__To do__.
Return all of the records below verbatim.

__Recorded information__.

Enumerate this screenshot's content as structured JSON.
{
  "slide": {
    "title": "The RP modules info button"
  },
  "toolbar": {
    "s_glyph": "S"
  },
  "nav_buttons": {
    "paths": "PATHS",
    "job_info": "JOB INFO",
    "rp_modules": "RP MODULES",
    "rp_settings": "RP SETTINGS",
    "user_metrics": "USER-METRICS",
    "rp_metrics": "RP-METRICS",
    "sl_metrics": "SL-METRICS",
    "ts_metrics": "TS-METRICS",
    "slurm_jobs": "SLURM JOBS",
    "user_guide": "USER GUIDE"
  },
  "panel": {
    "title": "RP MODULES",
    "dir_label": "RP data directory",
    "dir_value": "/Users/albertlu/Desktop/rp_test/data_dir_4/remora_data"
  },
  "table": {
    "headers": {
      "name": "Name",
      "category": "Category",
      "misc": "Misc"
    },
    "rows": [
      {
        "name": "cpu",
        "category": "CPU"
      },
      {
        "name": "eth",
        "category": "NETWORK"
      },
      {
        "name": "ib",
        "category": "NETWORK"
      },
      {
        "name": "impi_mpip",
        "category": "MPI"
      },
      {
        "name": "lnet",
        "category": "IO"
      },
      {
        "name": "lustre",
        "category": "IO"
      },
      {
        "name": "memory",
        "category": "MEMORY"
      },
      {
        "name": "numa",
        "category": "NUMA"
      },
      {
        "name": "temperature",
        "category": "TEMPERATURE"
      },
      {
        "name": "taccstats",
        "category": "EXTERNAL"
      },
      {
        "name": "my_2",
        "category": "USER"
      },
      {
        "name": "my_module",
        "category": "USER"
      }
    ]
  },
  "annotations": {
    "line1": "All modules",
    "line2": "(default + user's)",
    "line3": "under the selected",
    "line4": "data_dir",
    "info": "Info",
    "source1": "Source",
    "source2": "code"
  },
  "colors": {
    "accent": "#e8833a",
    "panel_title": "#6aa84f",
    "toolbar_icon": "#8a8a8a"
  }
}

__Output for this exercise__.
Enumerate this screenshot's content as structured JSON.
{
  "slide": {
    "title": "The RP modules info button"
  },
  "toolbar": {
    "s_glyph": "S"
  },
  "nav_buttons": {
    "paths": "PATHS",
    "job_info": "JOB INFO",
    "rp_modules": "RP MODULES",
    "rp_settings": "RP SETTINGS",
    "user_metrics": "USER-METRICS",
    "rp_metrics": "RP-METRICS",
    "sl_metrics": "SL-METRICS",
    "ts_metrics": "TS-METRICS",
    "slurm_jobs": "SLURM JOBS",
    "user_guide": "USER GUIDE"
  },
  "panel": {
    "title": "RP MODULES",
    "dir_label": "RP data directory",
    "dir_value": "/Users/albertlu/Desktop/rp_test/data_dir_4/remora_data"
  },
  "table": {
    "headers": {
      "name": "Name",
      "category": "Category",
      "misc": "Misc"
    },
    "rows": [
      {
        "name": "cpu",
        "category": "CPU"
      },
      {
        "name": "eth",
        "category": "NETWORK"
      },
      {
        "name": "ib",
        "category": "NETWORK"
      },
      {
        "name": "impi_mpip",
        "category": "MPI"
      },
      {
        "name": "lnet",
        "category": "IO"
      },
      {
        "name": "lustre",
        "category": "IO"
      },
      {
        "name": "memory",
        "category": "MEMORY"
      },
      {
        "name": "numa",
        "category": "NUMA"
      },
      {
        "name": "temperature",
        "category": "TEMPERATURE"
      },
      {
        "name": "taccstats",
        "category": "EXTERNAL"
      },
      {
        "name": "my_2",
        "category": "USER"
      },
      {
        "name": "my_module",
        "category": "USER"
      }
    ]
  },
  "annotations": {
    "line1": "All modules",
    "line2": "(default + user's)",
    "line3": "under the selected",
    "line4": "data_dir",
    "info": "Info",
    "source1": "Source",
    "source2": "code"
  },
  "colors": {
    "accent": "#e8833a",
    "panel_title": "#6aa84f",
    "toolbar_icon": "#8a8a8a"
  }
}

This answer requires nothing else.